Mayou RA, Bryant B. Outcome in consecutive emergency department attenders following a road traffic accident. Br J Psychiatry 2001;179:528-34
McDonald AS, Davey GCL. Psychiatric disorders and accidental injury. Clin Psychol Rev 1996;16:105
NIH Consensus Development Panel on Rehabilitation of Persons with Traumatic Brain Injury. Rehabilitation of persons with traumatic brain injury. JAMA 1999;282:974-83
The print Very Slippy Weather is reproduced with permission of Leeds Museum and Art Galleries and Bridgeman Art Library. The table of lifetime prevalence of traumatic events is adapted from Breslau et al. Arch Gen Psychiatry 1998;55:626-32. The graph of effect of immediate debriefing on the psychiatric wellbeing of victims of road traffic injury is adapted from Mayou et al Br J Psychiatry 2000;176:590-4. The figure showing reasons for people being offered help by Victim Support is adapted from Information in the Criminal Justice System in England and Wales. Digest 4, London: Home Office, 1999.
Richard Mayou is professor of psychiatry at the University of Oxford. Andrew Farmer is senior research fellow at the department of public health and primary care, University of Oxford.

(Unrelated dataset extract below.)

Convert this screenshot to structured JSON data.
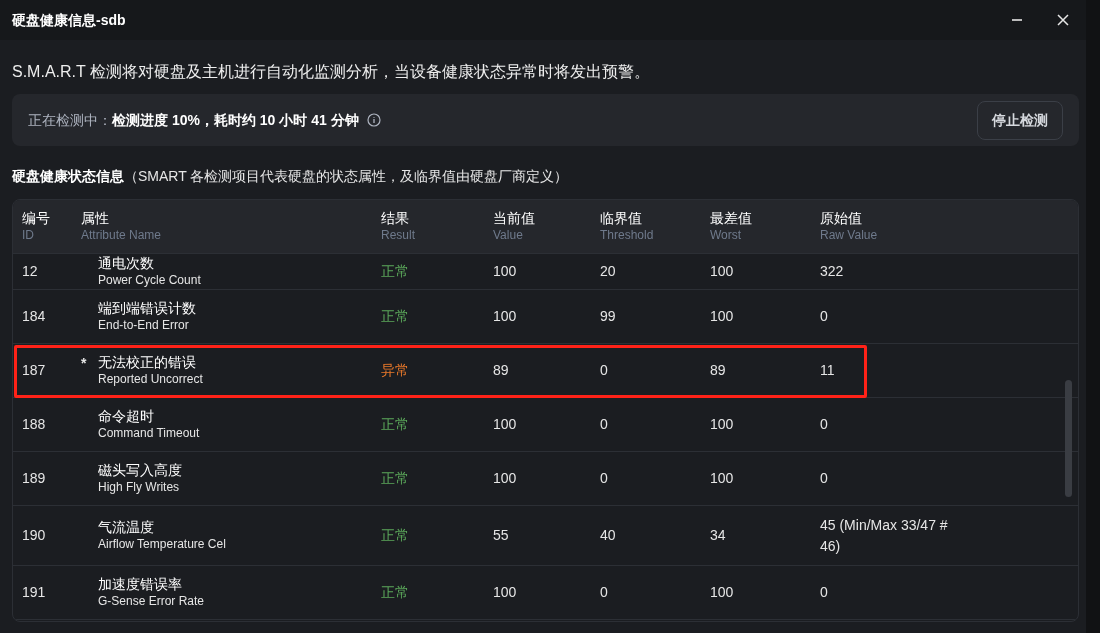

The ABC of psychological medicine is edited by Richard Mayou; Michael Sharpe, reader in psychological medicine, University of Edinburgh; and Alan Carson, consultant neuropsychiatrist, NHS Lothian, and honorary senior lecturer, University of Edinburgh. The series will be published as a book in winter 2002.